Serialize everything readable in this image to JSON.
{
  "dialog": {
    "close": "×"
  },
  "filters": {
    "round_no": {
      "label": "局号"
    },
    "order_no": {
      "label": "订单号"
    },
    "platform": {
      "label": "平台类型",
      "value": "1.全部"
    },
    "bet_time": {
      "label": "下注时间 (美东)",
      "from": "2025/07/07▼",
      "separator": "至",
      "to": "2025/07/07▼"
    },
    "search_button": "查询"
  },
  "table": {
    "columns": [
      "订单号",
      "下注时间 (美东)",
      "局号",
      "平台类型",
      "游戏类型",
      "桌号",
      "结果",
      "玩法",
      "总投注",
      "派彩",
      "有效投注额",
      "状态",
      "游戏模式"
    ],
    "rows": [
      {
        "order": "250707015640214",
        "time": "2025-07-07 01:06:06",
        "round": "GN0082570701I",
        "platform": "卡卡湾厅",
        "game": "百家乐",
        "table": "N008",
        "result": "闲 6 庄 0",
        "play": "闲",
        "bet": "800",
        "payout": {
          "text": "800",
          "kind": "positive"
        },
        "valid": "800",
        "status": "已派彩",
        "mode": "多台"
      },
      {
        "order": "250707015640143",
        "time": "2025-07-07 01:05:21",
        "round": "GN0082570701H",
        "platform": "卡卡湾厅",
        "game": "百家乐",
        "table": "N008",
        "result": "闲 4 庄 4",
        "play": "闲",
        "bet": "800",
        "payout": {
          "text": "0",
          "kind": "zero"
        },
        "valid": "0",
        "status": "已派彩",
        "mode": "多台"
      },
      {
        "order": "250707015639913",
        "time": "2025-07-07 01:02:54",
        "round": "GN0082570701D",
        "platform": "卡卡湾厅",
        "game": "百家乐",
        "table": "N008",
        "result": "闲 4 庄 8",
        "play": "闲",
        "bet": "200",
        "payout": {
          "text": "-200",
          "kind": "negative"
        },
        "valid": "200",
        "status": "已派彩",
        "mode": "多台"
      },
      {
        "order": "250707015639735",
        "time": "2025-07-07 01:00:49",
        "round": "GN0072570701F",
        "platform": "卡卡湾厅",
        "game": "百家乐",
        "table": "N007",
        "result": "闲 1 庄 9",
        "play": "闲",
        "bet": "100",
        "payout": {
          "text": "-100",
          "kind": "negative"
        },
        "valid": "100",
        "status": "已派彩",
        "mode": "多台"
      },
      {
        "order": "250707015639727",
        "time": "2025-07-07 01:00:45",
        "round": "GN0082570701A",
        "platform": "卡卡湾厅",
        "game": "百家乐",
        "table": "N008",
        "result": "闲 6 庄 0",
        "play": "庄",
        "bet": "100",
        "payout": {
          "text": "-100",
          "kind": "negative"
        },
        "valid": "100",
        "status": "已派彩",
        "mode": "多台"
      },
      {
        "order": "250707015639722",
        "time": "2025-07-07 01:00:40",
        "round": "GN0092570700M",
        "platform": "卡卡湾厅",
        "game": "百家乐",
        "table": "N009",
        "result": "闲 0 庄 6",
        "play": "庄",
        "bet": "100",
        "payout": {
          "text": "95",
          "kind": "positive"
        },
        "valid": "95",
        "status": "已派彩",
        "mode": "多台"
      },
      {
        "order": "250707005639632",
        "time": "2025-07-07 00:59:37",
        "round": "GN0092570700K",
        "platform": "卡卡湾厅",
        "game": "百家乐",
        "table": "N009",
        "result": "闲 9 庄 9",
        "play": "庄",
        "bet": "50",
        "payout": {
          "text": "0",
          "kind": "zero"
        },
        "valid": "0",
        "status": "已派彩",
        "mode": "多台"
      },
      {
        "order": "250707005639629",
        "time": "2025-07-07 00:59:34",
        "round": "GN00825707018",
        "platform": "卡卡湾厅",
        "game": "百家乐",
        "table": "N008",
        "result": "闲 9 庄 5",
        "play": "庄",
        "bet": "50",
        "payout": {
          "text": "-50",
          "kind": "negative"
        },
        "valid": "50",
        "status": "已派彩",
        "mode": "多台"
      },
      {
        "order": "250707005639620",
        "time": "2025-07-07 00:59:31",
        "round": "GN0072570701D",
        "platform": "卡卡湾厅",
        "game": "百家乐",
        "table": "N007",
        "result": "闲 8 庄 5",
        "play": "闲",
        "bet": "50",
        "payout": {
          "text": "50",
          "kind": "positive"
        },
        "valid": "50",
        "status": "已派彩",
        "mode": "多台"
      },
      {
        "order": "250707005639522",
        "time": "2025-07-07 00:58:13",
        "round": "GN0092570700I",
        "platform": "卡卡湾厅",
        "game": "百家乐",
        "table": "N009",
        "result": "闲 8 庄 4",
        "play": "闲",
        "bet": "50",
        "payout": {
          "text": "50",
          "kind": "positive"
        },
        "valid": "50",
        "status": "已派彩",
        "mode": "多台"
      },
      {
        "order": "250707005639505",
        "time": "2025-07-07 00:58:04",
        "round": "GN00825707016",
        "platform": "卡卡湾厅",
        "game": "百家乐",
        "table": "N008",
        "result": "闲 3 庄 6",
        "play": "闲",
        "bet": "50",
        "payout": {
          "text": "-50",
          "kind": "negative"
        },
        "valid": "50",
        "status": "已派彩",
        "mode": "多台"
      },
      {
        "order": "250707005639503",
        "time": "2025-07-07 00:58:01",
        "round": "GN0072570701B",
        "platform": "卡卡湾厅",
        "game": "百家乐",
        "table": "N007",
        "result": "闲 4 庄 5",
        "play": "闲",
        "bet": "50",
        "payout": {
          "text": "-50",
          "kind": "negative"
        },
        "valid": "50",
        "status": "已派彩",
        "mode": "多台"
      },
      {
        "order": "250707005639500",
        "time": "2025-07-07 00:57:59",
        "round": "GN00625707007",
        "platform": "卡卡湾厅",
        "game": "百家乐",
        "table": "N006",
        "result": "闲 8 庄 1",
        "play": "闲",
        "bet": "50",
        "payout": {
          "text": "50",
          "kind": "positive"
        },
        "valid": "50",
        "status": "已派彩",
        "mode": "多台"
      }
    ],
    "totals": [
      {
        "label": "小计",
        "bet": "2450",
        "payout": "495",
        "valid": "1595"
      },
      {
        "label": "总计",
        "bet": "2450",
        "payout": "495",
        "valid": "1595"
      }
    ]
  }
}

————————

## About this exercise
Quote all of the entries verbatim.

## Completed exercise
Serialize everything readable in this image to JSON.
{
  "dialog": {
    "close": "×"
  },
  "filters": {
    "round_no": {
      "label": "局号"
    },
    "order_no": {
      "label": "订单号"
    },
    "platform": {
      "label": "平台类型",
      "value": "1.全部"
    },
    "bet_time": {
      "label": "下注时间 (美东)",
      "from": "2025/07/07▼",
      "separator": "至",
      "to": "2025/07/07▼"
    },
    "search_button": "查询"
  },
  "table": {
    "columns": [
      "订单号",
      "下注时间 (美东)",
      "局号",
      "平台类型",
      "游戏类型",
      "桌号",
      "结果",
      "玩法",
      "总投注",
      "派彩",
      "有效投注额",
      "状态",
      "游戏模式"
    ],
    "rows": [
      {
        "order": "250707015640214",
        "time": "2025-07-07 01:06:06",
        "round": "GN0082570701I",
        "platform": "卡卡湾厅",
        "game": "百家乐",
        "table": "N008",
        "result": "闲 6 庄 0",
        "play": "闲",
        "bet": "800",
        "payout": {
          "text": "800",
          "kind": "positive"
        },
        "valid": "800",
        "status": "已派彩",
        "mode": "多台"
      },
      {
        "order": "250707015640143",
        "time": "2025-07-07 01:05:21",
        "round": "GN0082570701H",
        "platform": "卡卡湾厅",
        "game": "百家乐",
        "table": "N008",
        "result": "闲 4 庄 4",
        "play": "闲",
        "bet": "800",
        "payout": {
          "text": "0",
          "kind": "zero"
        },
        "valid": "0",
        "status": "已派彩",
        "mode": "多台"
      },
      {
        "order": "250707015639913",
        "time": "2025-07-07 01:02:54",
        "round": "GN0082570701D",
        "platform": "卡卡湾厅",
        "game": "百家乐",
        "table": "N008",
        "result": "闲 4 庄 8",
        "play": "闲",
        "bet": "200",
        "payout": {
          "text": "-200",
          "kind": "negative"
        },
        "valid": "200",
        "status": "已派彩",
        "mode": "多台"
      },
      {
        "order": "250707015639735",
        "time": "2025-07-07 01:00:49",
        "round": "GN0072570701F",
        "platform": "卡卡湾厅",
        "game": "百家乐",
        "table": "N007",
        "result": "闲 1 庄 9",
        "play": "闲",
        "bet": "100",
        "payout": {
          "text": "-100",
          "kind": "negative"
        },
        "valid": "100",
        "status": "已派彩",
        "mode": "多台"
      },
      {
        "order": "250707015639727",
        "time": "2025-07-07 01:00:45",
        "round": "GN0082570701A",
        "platform": "卡卡湾厅",
        "game": "百家乐",
        "table": "N008",
        "result": "闲 6 庄 0",
        "play": "庄",
        "bet": "100",
        "payout": {
          "text": "-100",
          "kind": "negative"
        },
        "valid": "100",
        "status": "已派彩",
        "mode": "多台"
      },
      {
        "order": "250707015639722",
        "time": "2025-07-07 01:00:40",
        "round": "GN0092570700M",
        "platform": "卡卡湾厅",
        "game": "百家乐",
        "table": "N009",
        "result": "闲 0 庄 6",
        "play": "庄",
        "bet": "100",
        "payout": {
          "text": "95",
          "kind": "positive"
        },
        "valid": "95",
        "status": "已派彩",
        "mode": "多台"
      },
      {
        "order": "250707005639632",
        "time": "2025-07-07 00:59:37",
        "round": "GN0092570700K",
        "platform": "卡卡湾厅",
        "game": "百家乐",
        "table": "N009",
        "result": "闲 9 庄 9",
        "play": "庄",
        "bet": "50",
        "payout": {
          "text": "0",
          "kind": "zero"
        },
        "valid": "0",
        "status": "已派彩",
        "mode": "多台"
      },
      {
        "order": "250707005639629",
        "time": "2025-07-07 00:59:34",
        "round": "GN00825707018",
        "platform": "卡卡湾厅",
        "game": "百家乐",
        "table": "N008",
        "result": "闲 9 庄 5",
        "play": "庄",
        "bet": "50",
        "payout": {
          "text": "-50",
          "kind": "negative"
        },
        "valid": "50",
        "status": "已派彩",
        "mode": "多台"
      },
      {
        "order": "250707005639620",
        "time": "2025-07-07 00:59:31",
        "round": "GN0072570701D",
        "platform": "卡卡湾厅",
        "game": "百家乐",
        "table": "N007",
        "result": "闲 8 庄 5",
        "play": "闲",
        "bet": "50",
        "payout": {
          "text": "50",
          "kind": "positive"
        },
        "valid": "50",
        "status": "已派彩",
        "mode": "多台"
      },
      {
        "order": "250707005639522",
        "time": "2025-07-07 00:58:13",
        "round": "GN0092570700I",
        "platform": "卡卡湾厅",
        "game": "百家乐",
        "table": "N009",
        "result": "闲 8 庄 4",
        "play": "闲",
        "bet": "50",
        "payout": {
          "text": "50",
          "kind": "positive"
        },
        "valid": "50",
        "status": "已派彩",
        "mode": "多台"
      },
      {
        "order": "250707005639505",
        "time": "2025-07-07 00:58:04",
        "round": "GN00825707016",
        "platform": "卡卡湾厅",
        "game": "百家乐",
        "table": "N008",
        "result": "闲 3 庄 6",
        "play": "闲",
        "bet": "50",
        "payout": {
          "text": "-50",
          "kind": "negative"
        },
        "valid": "50",
        "status": "已派彩",
        "mode": "多台"
      },
      {
        "order": "250707005639503",
        "time": "2025-07-07 00:58:01",
        "round": "GN0072570701B",
        "platform": "卡卡湾厅",
        "game": "百家乐",
        "table": "N007",
        "result": "闲 4 庄 5",
        "play": "闲",
        "bet": "50",
        "payout": {
          "text": "-50",
          "kind": "negative"
        },
        "valid": "50",
        "status": "已派彩",
        "mode": "多台"
      },
      {
        "order": "250707005639500",
        "time": "2025-07-07 00:57:59",
        "round": "GN00625707007",
        "platform": "卡卡湾厅",
        "game": "百家乐",
        "table": "N006",
        "result": "闲 8 庄 1",
        "play": "闲",
        "bet": "50",
        "payout": {
          "text": "50",
          "kind": "positive"
        },
        "valid": "50",
        "status": "已派彩",
        "mode": "多台"
      }
    ],
    "totals": [
      {
        "label": "小计",
        "bet": "2450",
        "payout": "495",
        "valid": "1595"
      },
      {
        "label": "总计",
        "bet": "2450",
        "payout": "495",
        "valid": "1595"
      }
    ]
  }
}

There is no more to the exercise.